Articles about Telework
Disconnecting from landlines can be difficult. While mobile phones can be a good replacement for most of the functions of a traditional telephone service, there are a few things that mobile phones and wireless service just don't do. What can we do to replace those other functions?
To encourage remote work and cater to mobile employees, a Call-for-Proposal has been launched to offer community spaces with professional office facilities--potentially offering an untapped pool of talent and boosting the economy.
In a poll, 90 percent of Chinese users said they would abandon WeChat if it was no longer a free service, following news the government will mandate a fee on the mobile messaging app.
In a strange move, new Yahoo CEO Marissa Mayer pulled the rug out from under telecommuting employees. It won't help fix Yahoo's problems, but it's interesting to watch.
There's a level of responsibility that hits like a ton of bricks when you realize decisions you make can directly impact peoples' lives.
This article, the second in the series, looks at policy questions, and explores what might have to change in our policy discussions to encourage more telecommuting.
There are enormous societal benefits to working from home, but no one is really aware of them. We can save up to 60.5 billion gallons of gas and 36.9 billion wasted hours each year if we work from home.
Marriage and childbirth are the biggest reasons why women in India quit work before age 30. They define success as attaining the right balance between work and personal life, and they want flexibility for attaining that balance.
Telstra's Melbourne contact centre was the first to get ME Bank's virtual bank teller systems.
While Yahoo and Google have taken a stance against teleworking, Intel has come out in full support of giving employees freedom to work anywhere. So should businesses rethink their approach on allowing employees to work outside of the office?
Banning Yahoo employees from telework will not be a quick fix for ex-Googler Marissa Mayer. If anything, it will worsen morale and cause the company's best and brightest to look elsewhere for employment.
After Yahoo banned its employees from working out of their homes, there has been much debate about flexi-hours and telecommuting. But in a country like India, this practice does improve productivity.
Yahoo angered many of its staff when it banned home-working, but this dramatic step--while widely unpopular--may be what it is needed to rebuild employee camaraderie and rebuild a sense of belonging in the ailing company.
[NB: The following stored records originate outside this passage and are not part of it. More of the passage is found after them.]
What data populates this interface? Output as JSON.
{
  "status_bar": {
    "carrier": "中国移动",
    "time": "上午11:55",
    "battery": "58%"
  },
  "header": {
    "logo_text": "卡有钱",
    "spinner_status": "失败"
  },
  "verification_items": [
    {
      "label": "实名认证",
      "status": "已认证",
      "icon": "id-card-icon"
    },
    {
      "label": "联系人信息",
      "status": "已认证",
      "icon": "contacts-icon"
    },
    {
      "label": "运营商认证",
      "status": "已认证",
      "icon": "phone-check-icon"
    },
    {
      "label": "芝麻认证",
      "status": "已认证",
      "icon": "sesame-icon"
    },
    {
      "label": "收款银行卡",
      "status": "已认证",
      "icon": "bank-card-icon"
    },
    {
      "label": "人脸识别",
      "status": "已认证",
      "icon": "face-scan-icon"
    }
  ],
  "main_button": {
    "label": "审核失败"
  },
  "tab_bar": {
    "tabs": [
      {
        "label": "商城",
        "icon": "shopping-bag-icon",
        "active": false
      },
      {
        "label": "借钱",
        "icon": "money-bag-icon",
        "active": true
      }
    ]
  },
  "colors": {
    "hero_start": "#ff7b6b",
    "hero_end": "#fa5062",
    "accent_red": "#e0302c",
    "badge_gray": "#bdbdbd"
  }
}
Yahoo's CEO, Marissa Mayer, recently sent out a memo to Yahoo staff members telling them that by June they'll be required to work at a Yahoo office rather than from home. Will the law of unintended consequences hurt Yahoo because of this move? I think so.
Yahoo's new chief executive puts teamwork ahead of telecommuting. Is that so wrong?